I've worked behind pub counters in touristy parts of London, for toupéed men in gropey bars, and—for the summer between my first and second years in college, mostly because they were the only store to call me back after I'd carpet-bombed the mall with applications—for the local Abercrombie & Fitch, where my superlative skills in sweater-folding were eclipsed only by my impressive ability to smile politely as bored 15-year-olds charged $500 in whiskered denim to Daddy's American Express without so much as removing the straw for the TCBY Frappé Chiller from their mouths.

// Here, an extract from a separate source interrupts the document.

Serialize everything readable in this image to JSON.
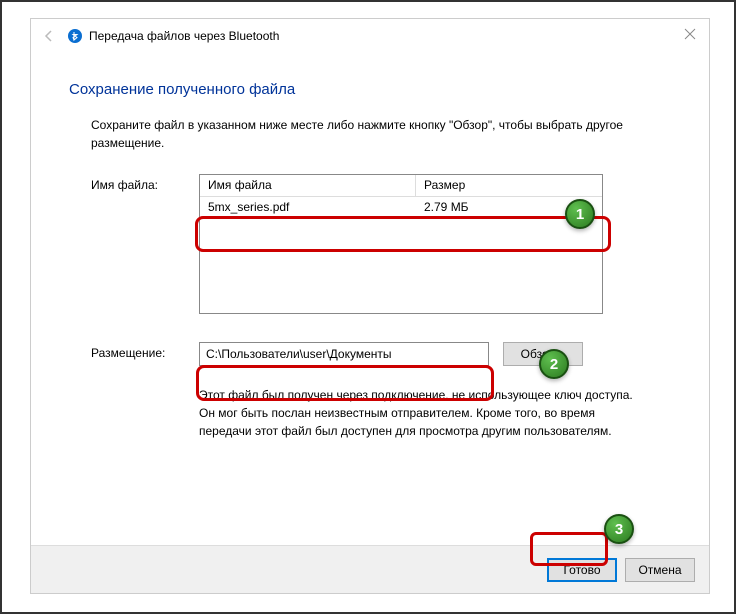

I've always thought, though, that the guy who had it the roughest when it came to dealing with the general public on a minute-to-minute basis was the guy who stands behind the Starbucks cash register and asks people who've just given him complicated drink orders what name he should write on their cup.
Think about it, that's stressful. It's busy, it's noisy, you're the only thing standing between a cranky person and the substance that famously spawned a warning seen on mugs in kitchens across the world—Don't Talk To Me Until I've Had My Coffee!—and you have to stand there and ask this person their name? No, ma'am. No, thank you. That is terrifying. Give me the sleazy bar boss who makes the waitresses wear midriff-baring tanktops to bring in more business on the weekends. Give me three hundred ruffled henleys that need to be folded and sorted by size before you can duck out to browse the sale rack at Wet Seal on your lunch hour. Just don't make me ask anyone their name in a crowded coffeeshop with a line of irritated people behind them.
Whenever I am asked my name at a Starbucks—which is rare, because I'm usually just getting a plain old cup of coffee, and that, mercifully, is boring and easy enough not to require an inquiry into one's personal information—I try and speak as loudly and clearly as I can. My accent already puts me at a disadvantage—I once left a voicemail for a co-worker and spent my remaining two years at the job going by the nickname Honey Buns, which is apparently what Holly Burns sounds like in an English accent if you say it quickly and nervously enough—and so I make sure to pay particular attention to that. "Holly," I say to the barista, smiling and patient and encunciating better than Keira Knightley herself. "H-O-L-L-Y. Like jolly. But with an H."
This is why I cannot understand why my most recent coffee order was dispatched to me like this:
Pauly? Porky? Let us all hope, for god's sake, that it was Pauly. Don't feel bad for me though, I was fine. It was poor Sean who had to walk into work that morning with a cup of coffee belonging to Pauline.